## AIM OF THE TASK
For each line below with the word "Aufträge", write out a copy.

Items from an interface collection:
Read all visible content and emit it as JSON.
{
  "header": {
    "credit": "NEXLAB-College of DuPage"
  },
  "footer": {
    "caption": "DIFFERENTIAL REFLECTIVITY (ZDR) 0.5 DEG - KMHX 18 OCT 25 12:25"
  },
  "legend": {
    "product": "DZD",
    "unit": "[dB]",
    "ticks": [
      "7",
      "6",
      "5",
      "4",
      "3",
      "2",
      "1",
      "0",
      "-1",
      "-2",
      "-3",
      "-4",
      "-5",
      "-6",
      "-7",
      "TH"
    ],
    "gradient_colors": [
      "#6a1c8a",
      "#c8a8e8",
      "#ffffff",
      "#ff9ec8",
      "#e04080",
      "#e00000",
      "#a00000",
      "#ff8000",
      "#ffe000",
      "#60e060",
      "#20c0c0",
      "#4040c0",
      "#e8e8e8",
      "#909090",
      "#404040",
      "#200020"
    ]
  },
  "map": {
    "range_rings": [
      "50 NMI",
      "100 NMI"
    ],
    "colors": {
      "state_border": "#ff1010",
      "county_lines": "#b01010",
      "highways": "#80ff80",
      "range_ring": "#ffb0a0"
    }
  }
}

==

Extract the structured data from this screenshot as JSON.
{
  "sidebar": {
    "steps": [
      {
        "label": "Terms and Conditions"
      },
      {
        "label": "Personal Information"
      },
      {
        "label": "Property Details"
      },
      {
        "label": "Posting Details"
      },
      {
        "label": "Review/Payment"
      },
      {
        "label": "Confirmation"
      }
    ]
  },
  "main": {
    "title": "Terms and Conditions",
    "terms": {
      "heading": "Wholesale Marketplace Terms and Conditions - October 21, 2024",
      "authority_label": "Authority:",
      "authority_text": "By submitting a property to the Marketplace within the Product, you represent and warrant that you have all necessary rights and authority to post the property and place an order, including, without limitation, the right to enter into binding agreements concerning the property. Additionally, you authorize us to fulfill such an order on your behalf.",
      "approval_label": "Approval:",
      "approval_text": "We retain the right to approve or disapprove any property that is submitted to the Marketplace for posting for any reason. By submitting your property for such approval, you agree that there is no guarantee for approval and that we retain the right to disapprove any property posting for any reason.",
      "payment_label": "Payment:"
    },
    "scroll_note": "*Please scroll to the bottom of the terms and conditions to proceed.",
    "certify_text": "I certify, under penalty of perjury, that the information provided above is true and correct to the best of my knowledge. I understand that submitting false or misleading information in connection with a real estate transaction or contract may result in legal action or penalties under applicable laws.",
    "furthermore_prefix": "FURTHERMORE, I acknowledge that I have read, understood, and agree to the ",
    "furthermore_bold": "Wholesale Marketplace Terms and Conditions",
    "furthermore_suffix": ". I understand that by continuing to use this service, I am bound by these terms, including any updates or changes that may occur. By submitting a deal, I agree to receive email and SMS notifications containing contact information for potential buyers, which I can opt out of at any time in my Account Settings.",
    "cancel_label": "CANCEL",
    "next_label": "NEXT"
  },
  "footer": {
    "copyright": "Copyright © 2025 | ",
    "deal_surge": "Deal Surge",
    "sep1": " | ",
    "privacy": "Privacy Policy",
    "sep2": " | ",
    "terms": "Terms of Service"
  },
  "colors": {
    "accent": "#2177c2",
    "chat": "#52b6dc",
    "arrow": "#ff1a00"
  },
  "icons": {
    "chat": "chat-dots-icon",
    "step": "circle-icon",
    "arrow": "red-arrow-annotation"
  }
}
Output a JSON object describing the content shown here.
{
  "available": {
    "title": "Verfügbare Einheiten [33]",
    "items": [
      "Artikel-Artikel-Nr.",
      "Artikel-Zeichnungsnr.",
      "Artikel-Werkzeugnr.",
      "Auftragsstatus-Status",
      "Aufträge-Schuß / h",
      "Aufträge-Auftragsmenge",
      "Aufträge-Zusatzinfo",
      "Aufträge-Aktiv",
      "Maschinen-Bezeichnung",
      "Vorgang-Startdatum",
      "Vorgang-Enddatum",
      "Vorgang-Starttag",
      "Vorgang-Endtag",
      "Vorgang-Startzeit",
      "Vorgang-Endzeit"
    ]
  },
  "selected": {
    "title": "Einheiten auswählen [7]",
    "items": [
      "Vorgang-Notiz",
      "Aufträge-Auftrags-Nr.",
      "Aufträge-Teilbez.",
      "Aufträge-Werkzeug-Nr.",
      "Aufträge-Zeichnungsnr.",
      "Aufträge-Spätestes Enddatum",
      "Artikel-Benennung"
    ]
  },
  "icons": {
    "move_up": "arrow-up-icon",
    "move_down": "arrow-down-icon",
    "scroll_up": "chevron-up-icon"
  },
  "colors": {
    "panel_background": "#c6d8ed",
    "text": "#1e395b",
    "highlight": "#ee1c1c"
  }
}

## COMPLETED EXERCISE
      "Aufträge-Schuß / h",
      "Aufträge-Auftragsmenge",
      "Aufträge-Zusatzinfo",
      "Aufträge-Aktiv",
      "Aufträge-Auftrags-Nr.",
      "Aufträge-Teilbez.",
      "Aufträge-Werkzeug-Nr.",
      "Aufträge-Zeichnungsnr.",
      "Aufträge-Spätestes Enddatum",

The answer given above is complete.